NEWS

(June 2021) Our ISLS paper was nominated for Best Design Paper!

(April 2021) Our paper on anticipatory diagrammatic self-explanation has been accepted to CogSci 2021! Preprint.

(April 2021) We will be at ED Games Expo! Here’s our entry.

(Dec 2020) Our work on worked examples has been accepted to the SRCD conference!

(Dec 2020) Won the Fred Mulder Open Education Practice Award!

(Nov 2020) Gave a talk at Keio Univ.

(Nov 2020) Won an AECT award!

(Nov 2020) Presented at OpenEd20

(Oct 2020) Made a tape diagram template (available under CC-BY-NC)

(Aug 2020) Gave a talk at ICU

Home

Hi! I am a PhD Candidate in the Human-Computer Interaction Institute (HCII) at Carnegie Mellon University, where I am advised by Professor Vincent Aleven. Before joining CMU, I completed my Master’s degree in Learning, Design, and Technology at Stanford Graduate School of Education, working with Professor Candace Thille on Open Learning Initiative at Stanford.

My work lies at the intersection of the learning sciences, cognitive science, and human-computer interaction. I co-design intelligent technologies use them as a platform to explore fundamental questions about human learning. For example, my research has focused on:

  • Designing novel instructional strategies that help learners reason with visual information in an intelligent system
  • Designing an educational game that is engaging and effective
  • Re-conceptualizing classroom research as a mutual, equitable learning opportunity between researchers and practitioners
  • Supporting learners’ autonomous choice making in an intelligent system

I work with stakeholders to find real-world problems, design and evaluate tools, strategies, and digital technologies in a variety of learning environments. I am also actively working in the OER community as a member at Creative Commons Japan and as an OER Research Fellow at Open Education Group.

Prior to coming to the US, I spent two years working at the Center for Open Education at Hokkaido University (Japan) as an instructional designer, following my graduation from International Christian University in Tokyo where I received my bachelor’s degree in Education.

I am on the job market looking for TT faculty and industry positions (UX or learning research role) inside and outside US! Feel free to get in touch – I can be reached at tnagashi[at]cs.cmu.edu.

Projects

Anticipatory diagrammatic self-explanation
Drag&drop equation solving
Screen Shot 2020-04-20 at 11.38.08 AM
Global Open Policy Report

Publications
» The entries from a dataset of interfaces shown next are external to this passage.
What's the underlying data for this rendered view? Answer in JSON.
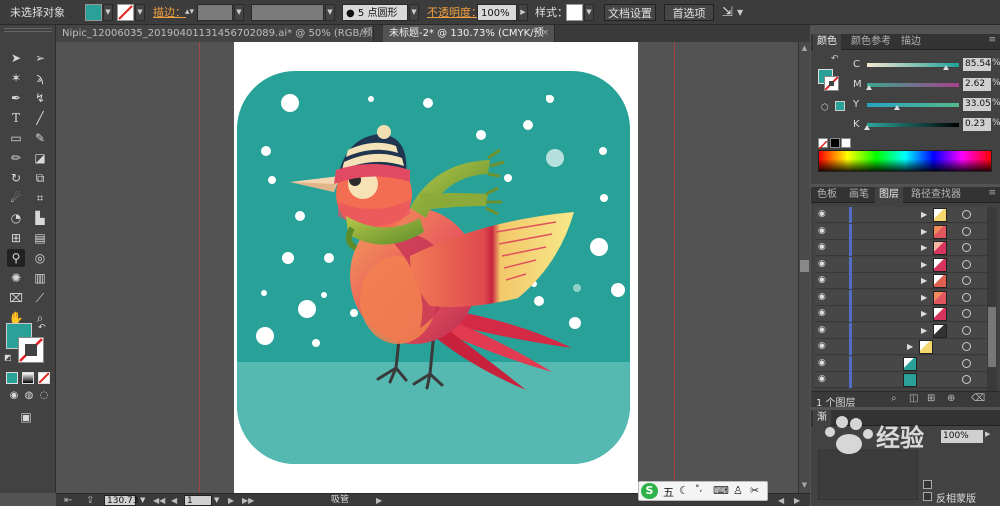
{
  "control_bar": {
    "selection_status": "未选择对象",
    "stroke_label": "描边：",
    "brush_size": "5",
    "brush_name": "点圆形",
    "opacity_label": "不透明度：",
    "opacity_value": "100%",
    "style_label": "样式：",
    "doc_setup": "文档设置",
    "preferences": "首选项"
  },
  "tabs": [
    {
      "label": "Nipic_12006035_20190401131456702089.ai* @ 50% (RGB/预览)",
      "close": "×"
    },
    {
      "label": "未标题-2* @ 130.73% (CMYK/预览)",
      "close": "×"
    }
  ],
  "status_bar": {
    "zoom": "130.73",
    "page": "1",
    "tool_name": "吸管"
  },
  "ime": {
    "label": "五"
  },
  "color_panel": {
    "tabs": [
      "颜色",
      "颜色参考",
      "描边"
    ],
    "channels": [
      {
        "ch": "C",
        "value": "85.54",
        "unit": "%",
        "level": 0.855,
        "track": "linear-gradient(to right,#f6e7d0,#1ca19a)"
      },
      {
        "ch": "M",
        "value": "2.62",
        "unit": "%",
        "level": 0.026,
        "track": "linear-gradient(to right,#3aa68e,#a6418c)"
      },
      {
        "ch": "Y",
        "value": "33.05",
        "unit": "%",
        "level": 0.33,
        "track": "linear-gradient(to right,#2aa2c2,#53b98a)"
      },
      {
        "ch": "K",
        "value": "0.23",
        "unit": "%",
        "level": 0.002,
        "track": "linear-gradient(to right,#2ea79c,#000000)"
      }
    ],
    "fill_color": "#2aa198"
  },
  "layers_panel": {
    "tabs": [
      "色板",
      "画笔",
      "图层",
      "路径查找器"
    ],
    "footer": "1 个图层",
    "rows": [
      {
        "thumb": "#ffffff",
        "accent": "#f5d76e",
        "expand": true,
        "indent": 0
      },
      {
        "thumb": "#f08a5d",
        "accent": "#e0555e",
        "expand": true,
        "indent": 0
      },
      {
        "thumb": "#f4b7a0",
        "accent": "#d6345c",
        "expand": true,
        "indent": 0
      },
      {
        "thumb": "#ffffff",
        "accent": "#d6345c",
        "expand": true,
        "indent": 0
      },
      {
        "thumb": "#ffffff",
        "accent": "#e06050",
        "expand": true,
        "indent": 0
      },
      {
        "thumb": "#f08a5d",
        "accent": "#e0555e",
        "expand": true,
        "indent": 0
      },
      {
        "thumb": "#ffffff",
        "accent": "#d6345c",
        "expand": true,
        "indent": 0
      },
      {
        "thumb": "#ffffff",
        "accent": "#333333",
        "expand": true,
        "indent": 0
      },
      {
        "thumb": "#ffffff",
        "accent": "#f5d76e",
        "expand": true,
        "indent": -14
      },
      {
        "thumb": "#ffffff",
        "accent": "#2aa198",
        "expand": false,
        "indent": -30
      },
      {
        "thumb": "#2aa198",
        "accent": "#2aa198",
        "expand": false,
        "indent": -30
      }
    ]
  },
  "bottom_panel": {
    "tab": "渐",
    "opacity_value": "100%",
    "option": "反相蒙版",
    "watermark": "经验"
  },
  "artwork": {
    "background": "#28a298",
    "ground": "#55b9b2"
  }
}
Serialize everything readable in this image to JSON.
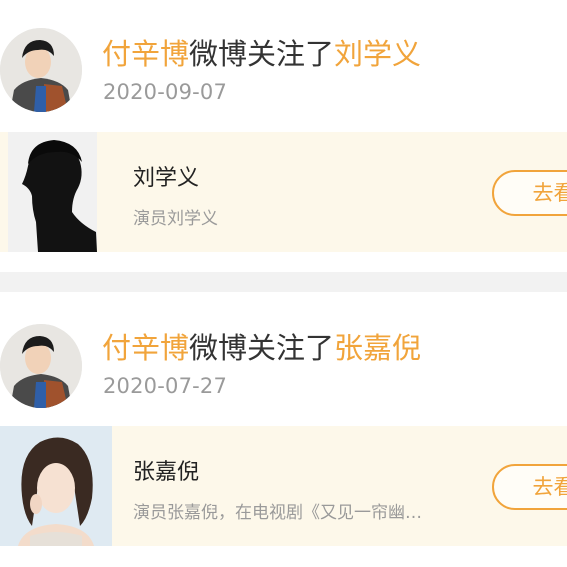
{
  "feed": [
    {
      "user": "付辛博",
      "action": "微博关注了",
      "target": "刘学义",
      "date": "2020-09-07",
      "card": {
        "name": "刘学义",
        "description": "演员刘学义",
        "button_label": "去看看"
      }
    },
    {
      "user": "付辛博",
      "action": "微博关注了",
      "target": "张嘉倪",
      "date": "2020-07-27",
      "card": {
        "name": "张嘉倪",
        "description": "演员张嘉倪，在电视剧《又见一帘幽…",
        "button_label": "去看看"
      }
    }
  ],
  "colors": {
    "accent": "#f1a43b",
    "card_background": "#fdf8ea",
    "divider": "#f2f2f2",
    "muted_text": "#9a9a9a"
  }
}
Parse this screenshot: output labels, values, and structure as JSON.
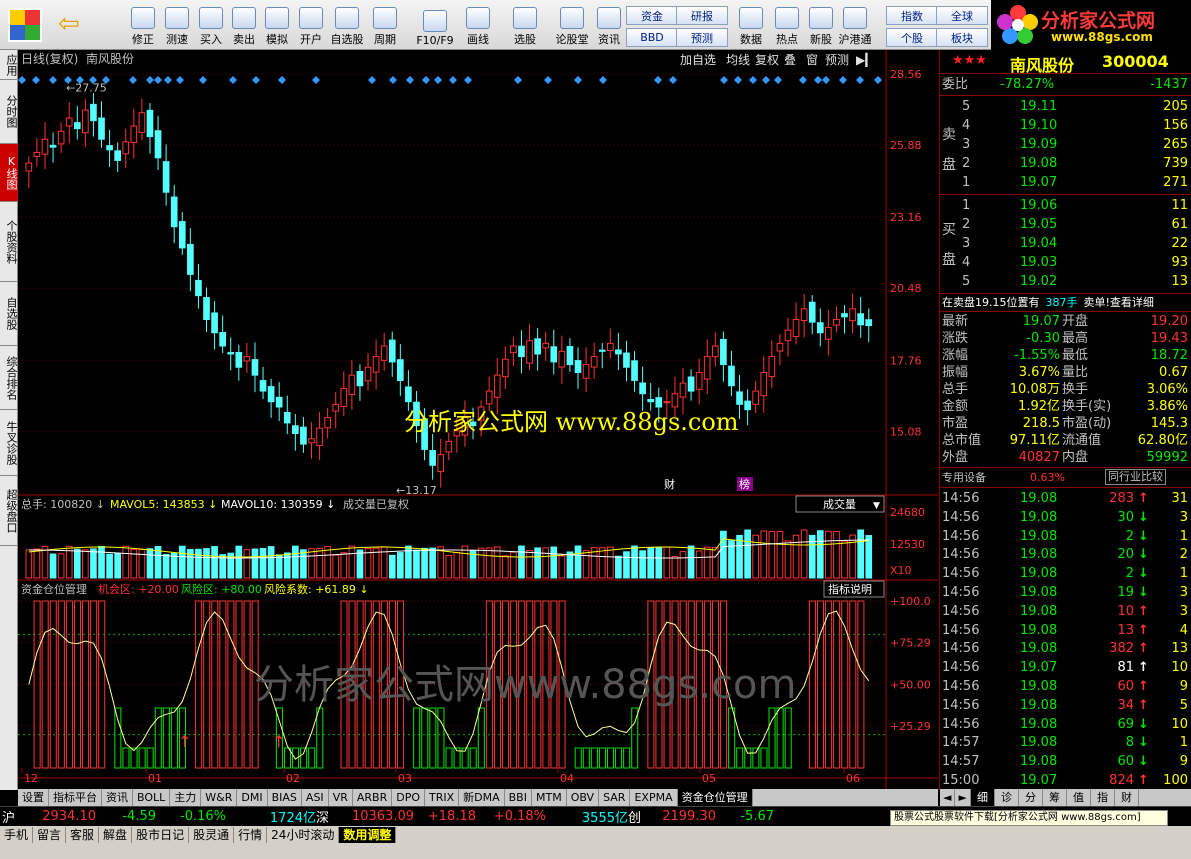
{
  "toolbar": {
    "buttons": [
      {
        "label": "修正",
        "icon": "arrow-updown-icon"
      },
      {
        "label": "测速",
        "icon": "clock-icon"
      },
      {
        "label": "买入",
        "icon": "buy-icon"
      },
      {
        "label": "卖出",
        "icon": "sell-icon"
      },
      {
        "label": "模拟",
        "icon": "hammer-icon"
      },
      {
        "label": "开户",
        "icon": "lock-icon"
      },
      {
        "label": "自选股",
        "icon": "star-list-icon"
      },
      {
        "label": "周期",
        "icon": "cycle-icon"
      },
      {
        "label": "F10/F9",
        "icon": "f10-icon"
      },
      {
        "label": "画线",
        "icon": "pen-icon"
      },
      {
        "label": "选股",
        "icon": "monitor-icon"
      },
      {
        "label": "论股堂",
        "icon": "forum-icon"
      },
      {
        "label": "资讯",
        "icon": "news-icon"
      },
      {
        "label": "数据",
        "icon": "pe-icon"
      },
      {
        "label": "热点",
        "icon": "hot-icon"
      },
      {
        "label": "新股",
        "icon": "doc-icon"
      },
      {
        "label": "沪港通",
        "icon": "hk-icon"
      }
    ],
    "small_buttons": [
      "资金",
      "BBD",
      "研报",
      "预测",
      "指数",
      "个股",
      "全球",
      "板块"
    ]
  },
  "logo": {
    "title": "分析家公式网",
    "url": "www.88gs.com"
  },
  "leftnav": [
    "应用",
    "分时图",
    "K线图",
    "个股资料",
    "自选股",
    "综合排名",
    "牛叉诊股",
    "超级盘口"
  ],
  "chart_header": {
    "period": "日线(复权)",
    "stock": "南风股份",
    "buttons": [
      "加自选",
      "均线",
      "复权",
      "叠",
      "窗",
      "预测"
    ]
  },
  "kline": {
    "price_ticks": [
      "28.56",
      "25.88",
      "23.16",
      "20.48",
      "17.76",
      "15.08"
    ],
    "high_label": "27.75",
    "low_label": "13.17",
    "watermark": "分析家公式网  www.88gs.com",
    "markers": [
      "财",
      "榜"
    ]
  },
  "volume": {
    "label": "总手: 100820",
    "mavol5": "MAVOL5: 143853",
    "mavol10": "MAVOL10: 130359",
    "note": "成交量已复权",
    "selector": "成交量",
    "ticks": [
      "24680",
      "12530",
      "X10"
    ]
  },
  "indicator": {
    "name": "资金仓位管理",
    "opp": "机会区: +20.00",
    "risk": "风险区: +80.00",
    "coef": "风险系数: +61.89",
    "help": "指标说明",
    "ticks": [
      "+100.0",
      "+75.29",
      "+50.00",
      "+25.29"
    ],
    "watermark": "分析家公式网www.88gs.com"
  },
  "x_axis": [
    "12",
    "01",
    "02",
    "03",
    "04",
    "05",
    "06"
  ],
  "chart_data": {
    "type": "candlestick",
    "title": "南风股份",
    "ylim": [
      13.17,
      28.56
    ],
    "closes": [
      25.2,
      25.6,
      26.1,
      25.8,
      26.4,
      26.9,
      26.5,
      27.2,
      26.8,
      26.1,
      25.7,
      25.3,
      26.0,
      26.6,
      27.1,
      26.2,
      25.4,
      24.1,
      22.8,
      22.0,
      21.0,
      20.2,
      19.3,
      18.8,
      18.3,
      18.0,
      17.5,
      17.9,
      17.2,
      16.6,
      16.2,
      16.0,
      15.4,
      15.0,
      14.6,
      14.8,
      15.2,
      15.6,
      16.1,
      16.7,
      17.2,
      16.8,
      17.5,
      17.9,
      18.3,
      17.7,
      17.0,
      16.2,
      15.3,
      14.4,
      13.8,
      14.2,
      14.7,
      15.1,
      15.6,
      15.3,
      16.0,
      16.6,
      17.2,
      17.8,
      18.3,
      17.9,
      18.5,
      18.0,
      18.4,
      17.7,
      18.1,
      17.6,
      17.3,
      17.6,
      17.9,
      18.1,
      18.4,
      18.0,
      17.5,
      17.0,
      16.5,
      16.2,
      16.0,
      16.2,
      16.5,
      16.9,
      16.6,
      17.3,
      17.9,
      18.3,
      17.6,
      16.8,
      16.1,
      15.9,
      16.6,
      17.3,
      17.9,
      18.4,
      18.9,
      19.3,
      19.7,
      19.2,
      18.8,
      19.0,
      19.3,
      19.4,
      19.7,
      19.1,
      19.07
    ],
    "highs_lows_note": "OHLC approximated",
    "volume_label": "总手",
    "indicator": "资金仓位管理"
  },
  "quote": {
    "stock_name": "南风股份",
    "stock_code": "300004",
    "weibi_label": "委比",
    "weibi": "-78.27%",
    "weicha": "-1437",
    "sell_label": "卖盘",
    "buy_label": "买盘",
    "sells": [
      {
        "lvl": "5",
        "price": "19.11",
        "vol": "205"
      },
      {
        "lvl": "4",
        "price": "19.10",
        "vol": "156"
      },
      {
        "lvl": "3",
        "price": "19.09",
        "vol": "265"
      },
      {
        "lvl": "2",
        "price": "19.08",
        "vol": "739"
      },
      {
        "lvl": "1",
        "price": "19.07",
        "vol": "271"
      }
    ],
    "buys": [
      {
        "lvl": "1",
        "price": "19.06",
        "vol": "11"
      },
      {
        "lvl": "2",
        "price": "19.05",
        "vol": "61"
      },
      {
        "lvl": "3",
        "price": "19.04",
        "vol": "22"
      },
      {
        "lvl": "4",
        "price": "19.03",
        "vol": "93"
      },
      {
        "lvl": "5",
        "price": "19.02",
        "vol": "13"
      }
    ],
    "notice": "在卖盘19.15位置有",
    "notice_vol": "387手",
    "notice_end": "卖单!查看详细",
    "stats": [
      [
        "最新",
        "19.07",
        "开盘",
        "19.20"
      ],
      [
        "涨跌",
        "-0.30",
        "最高",
        "19.43"
      ],
      [
        "涨幅",
        "-1.55%",
        "最低",
        "18.72"
      ],
      [
        "振幅",
        "3.67%",
        "量比",
        "0.67"
      ],
      [
        "总手",
        "10.08万",
        "换手",
        "3.06%"
      ],
      [
        "金额",
        "1.92亿",
        "换手(实)",
        "3.86%"
      ],
      [
        "市盈",
        "218.5",
        "市盈(动)",
        "145.3"
      ],
      [
        "总市值",
        "97.11亿",
        "流通值",
        "62.80亿"
      ],
      [
        "外盘",
        "40827",
        "内盘",
        "59992"
      ]
    ],
    "industry": "专用设备",
    "industry_pct": "0.63%",
    "industry_cmp": "同行业比较",
    "ticks": [
      [
        "14:56",
        "19.08",
        "283",
        "31",
        "up"
      ],
      [
        "14:56",
        "19.08",
        "30",
        "3",
        "down"
      ],
      [
        "14:56",
        "19.08",
        "2",
        "1",
        "down"
      ],
      [
        "14:56",
        "19.08",
        "20",
        "2",
        "down"
      ],
      [
        "14:56",
        "19.08",
        "2",
        "1",
        "down"
      ],
      [
        "14:56",
        "19.08",
        "19",
        "3",
        "down"
      ],
      [
        "14:56",
        "19.08",
        "10",
        "3",
        "up"
      ],
      [
        "14:56",
        "19.08",
        "13",
        "4",
        "up"
      ],
      [
        "14:56",
        "19.08",
        "382",
        "13",
        "up"
      ],
      [
        "14:56",
        "19.07",
        "81",
        "10",
        "flat"
      ],
      [
        "14:56",
        "19.08",
        "60",
        "9",
        "up"
      ],
      [
        "14:56",
        "19.08",
        "34",
        "5",
        "up"
      ],
      [
        "14:56",
        "19.08",
        "69",
        "10",
        "down"
      ],
      [
        "14:57",
        "19.08",
        "8",
        "1",
        "down"
      ],
      [
        "14:57",
        "19.08",
        "60",
        "9",
        "down"
      ],
      [
        "15:00",
        "19.07",
        "824",
        "100",
        "up"
      ]
    ],
    "bottom_tabs": [
      "细",
      "诊",
      "分",
      "筹",
      "值",
      "指",
      "财"
    ]
  },
  "bottom_tabs": [
    "设置",
    "指标平台",
    "资讯",
    "BOLL",
    "主力",
    "W&R",
    "DMI",
    "BIAS",
    "ASI",
    "VR",
    "ARBR",
    "DPO",
    "TRIX",
    "新DMA",
    "BBI",
    "MTM",
    "OBV",
    "SAR",
    "EXPMA",
    "资金仓位管理"
  ],
  "statusbar": {
    "sh_label": "沪",
    "sh_val": "2934.10",
    "sh_chg": "-4.59",
    "sh_pct": "-0.16%",
    "sh_amt": "1724亿",
    "sz_label": "深",
    "sz_val": "10363.09",
    "sz_chg": "+18.18",
    "sz_pct": "+0.18%",
    "sz_amt": "3555亿",
    "cy_label": "创",
    "cy_val": "2199.30",
    "cy_chg": "-5.67",
    "ad": "股票公式股票软件下载[分析家公式网 www.88gs.com]"
  },
  "statusbar2": [
    "手机",
    "留言",
    "客服",
    "解盘",
    "股市日记",
    "股灵通",
    "行情",
    "24小时滚动",
    "数用调整"
  ]
}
  • Nagashima, T., Bartel, A. N., Tseng, S., Vest, N.A., Silla, E. M., Alibali, M. W., & Aleven, V. (2021). Scaffolded self-explanation with visual representations promotes efficient learning in early algebra. In Proceedings of the Annual Meeting of the Cognitive Science Society (CogSci2021). (New!) [paper]
  • Nagashima, T., Bartel, A. N., Yadav, G., Tseng, S., Vest, N. A., Silla, E. M., Alibali, M. W., & Aleven, V. (2021). Using anticipatory diagrammatic self-explanation to support learning and performance in early algebra. In Proceedings of the Annual Meeting of the International Society of the Learning Sciences (ISLS2021), Bochum, Germany. (New!) Best Design Paper Nominee. [paper]
  • Nagashima, T., Bartel, A. N., Silla, E. M., Vest, N. A., Alibali, M. W., & Aleven, V. (2020). Enhancing conceptual knowledge in early algebra through scaffolding diagrammatic self-explanation. In Proceedings of the International Conferences of the Learning Sciences (ICLS2020), Nashville, TN. [paper]
  • Nagashima, T., Yang, K., Bartel, A. N., Silla, E. M., Vest, N. A., Alibali, M. W., & Aleven, V. (2020). Pedagogical Affordance Analysis: Leveraging teachers’ pedagogical knowledge for eliciting pedagogical affordances and constraints of instructional tools. In Proceedings of the International Conferences of the Learning Sciences (ICLS2020). Nashville, TN.  [paper]